And as regards the energy payback time, it isn’t explicited in the article, but we can try to estimate it for the solar panel. For this oven, the article indicates a primary energy demand of 14,6 MJ (see figure 4 at page 18 of the article). This represents the energy that is consumed for the manufacturing and utilization of the oven throughout all its lifetime. So in order to determine the energy payback time, we must estimate how much energy can be saved for every cooking and how many times in a year we can use the oven. For simplicity, we can take as a reference the energy that is necessary to boil 2 L of water. About that, in the project KiloWattene from the Italian research institute of ENEA, we find that gas stoves consume about 2,23 kWh of energy (see this page in Italian, searching for the table that is present in the chapter “Risultati: consumo di energia primaria, emissioni di CO2, costi di esercizio”); 2,23 kWh correspond to about 8,03 MJ, so the energy payback time for the solar oven would be very short. Indeed, it would be sufficient to use it for preparing two meals and its primari energy demand would have been extensively recovered!

And what about a solar cooker or solar oven that is factory made? At the moment we do not have studies expliciting the value of the energy payback time for factory made solar cookers. Nonetheless, we have some information about the energy that is needed to manufacture, transport and maintain a solar cooker. About that, the study “Life Cycle Assessment and Environmental Impact Evaluation of the Parabolic Solar Cooker SK14 in Madagascar” indicates an energy consumption of 609,3 MJ for the production of the reflective paraboloid of a parabolic solar cooker. Indeed, then in the article it is not clear how the energy consumption have been calculated neither for the other parts of the cooker, nor for the painting production nor for its transport to the place of utilization, since the corresponding energy consumption are referred to a single meal. Moreover it is not clear why the study have hypothesized that when the solar cooker cannot operate it is substituted by cooking with coal, considering that the same study takes into consideration also cooking with fuelwood, which determines lower emissions of greenhouse gases. Nonetheless, we can try to calculate the energy consumption for the aforementioned processes of production of the other parts of the cooker, for the painting production and for the transport to the place of utilization,by applying the same factor of proportionality in order to determine the overall consumption starting from the data relative to a single meal. According to that, if we consider that the energy consumption for the production of the reflective material is 609,3 MJ and that the corresponding value relative to a single meal is 0,04 MJ, we have that the factor of proportionality is 15’225,75. So, knowing that the energy consumption for the other processes and relative to a single meal are about 0,1 MJ, we have that the energy consumption for these processes is equal to 15’22,57 MJ, for a total energy consumption of 2131,87 MJ. So, if we remember that in a single meal we can save about 8,03 MJ of energy thanks to solar cooking, we understand that the energy payback time is reached after having cooked 266 meals. So, if with solar cooking we can prepare 100 meals per year, the energy payback time will be of about 2,5 years, if we manage to prepare 200 meals (that is common in tropical regions), the energy payback time will be slightly more than one year.

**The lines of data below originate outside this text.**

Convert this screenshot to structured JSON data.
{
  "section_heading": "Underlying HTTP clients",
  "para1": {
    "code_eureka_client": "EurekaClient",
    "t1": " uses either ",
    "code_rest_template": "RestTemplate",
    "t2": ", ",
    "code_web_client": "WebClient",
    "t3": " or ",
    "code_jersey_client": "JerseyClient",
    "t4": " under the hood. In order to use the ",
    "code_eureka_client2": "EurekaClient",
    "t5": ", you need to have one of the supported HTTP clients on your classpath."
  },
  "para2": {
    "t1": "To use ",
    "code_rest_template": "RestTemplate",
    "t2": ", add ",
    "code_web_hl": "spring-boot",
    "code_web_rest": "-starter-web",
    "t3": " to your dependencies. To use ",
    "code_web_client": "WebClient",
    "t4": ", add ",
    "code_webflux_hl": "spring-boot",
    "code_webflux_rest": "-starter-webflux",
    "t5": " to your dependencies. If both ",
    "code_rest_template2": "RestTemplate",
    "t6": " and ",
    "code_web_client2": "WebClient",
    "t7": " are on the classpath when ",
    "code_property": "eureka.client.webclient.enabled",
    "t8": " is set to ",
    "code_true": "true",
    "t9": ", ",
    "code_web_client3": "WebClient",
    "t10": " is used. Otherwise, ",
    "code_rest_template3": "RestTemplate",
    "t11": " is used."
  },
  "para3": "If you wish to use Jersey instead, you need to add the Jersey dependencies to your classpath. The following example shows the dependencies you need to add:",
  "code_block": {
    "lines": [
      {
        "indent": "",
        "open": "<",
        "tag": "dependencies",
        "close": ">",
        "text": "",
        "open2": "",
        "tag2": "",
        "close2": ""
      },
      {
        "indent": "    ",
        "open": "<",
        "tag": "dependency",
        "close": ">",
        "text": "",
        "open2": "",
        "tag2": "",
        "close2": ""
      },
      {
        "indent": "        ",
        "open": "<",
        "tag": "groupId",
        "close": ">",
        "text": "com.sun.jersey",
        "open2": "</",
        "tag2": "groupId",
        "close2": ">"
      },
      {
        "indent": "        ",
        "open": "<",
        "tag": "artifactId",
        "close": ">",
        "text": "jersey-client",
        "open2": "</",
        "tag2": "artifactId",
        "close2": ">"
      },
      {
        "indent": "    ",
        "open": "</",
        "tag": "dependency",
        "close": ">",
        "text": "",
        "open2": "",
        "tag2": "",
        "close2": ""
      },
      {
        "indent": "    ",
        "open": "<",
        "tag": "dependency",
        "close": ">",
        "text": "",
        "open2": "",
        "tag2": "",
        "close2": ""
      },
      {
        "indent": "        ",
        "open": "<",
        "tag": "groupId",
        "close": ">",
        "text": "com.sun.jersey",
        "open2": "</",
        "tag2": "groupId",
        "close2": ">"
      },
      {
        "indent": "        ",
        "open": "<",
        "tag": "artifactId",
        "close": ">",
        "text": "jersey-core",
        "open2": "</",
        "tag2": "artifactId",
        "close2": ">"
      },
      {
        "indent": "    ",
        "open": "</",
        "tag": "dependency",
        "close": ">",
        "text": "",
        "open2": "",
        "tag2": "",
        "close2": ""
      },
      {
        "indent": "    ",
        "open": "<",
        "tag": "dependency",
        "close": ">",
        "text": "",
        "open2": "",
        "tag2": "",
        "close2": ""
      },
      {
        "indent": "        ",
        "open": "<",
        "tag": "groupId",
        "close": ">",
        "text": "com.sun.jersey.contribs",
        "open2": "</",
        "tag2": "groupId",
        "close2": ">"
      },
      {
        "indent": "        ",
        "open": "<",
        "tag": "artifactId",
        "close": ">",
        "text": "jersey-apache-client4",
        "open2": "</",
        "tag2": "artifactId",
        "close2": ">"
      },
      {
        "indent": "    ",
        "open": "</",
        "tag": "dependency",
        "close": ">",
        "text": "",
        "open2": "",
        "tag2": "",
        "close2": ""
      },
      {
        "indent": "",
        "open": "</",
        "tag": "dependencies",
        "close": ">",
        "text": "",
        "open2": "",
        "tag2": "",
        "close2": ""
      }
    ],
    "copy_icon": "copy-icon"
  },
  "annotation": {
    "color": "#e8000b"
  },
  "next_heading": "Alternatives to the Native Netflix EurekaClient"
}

We hope that you find this article useful for understanding the potential environmental benefits of solar cooking. We will try to update you as soon as we will get more information about this!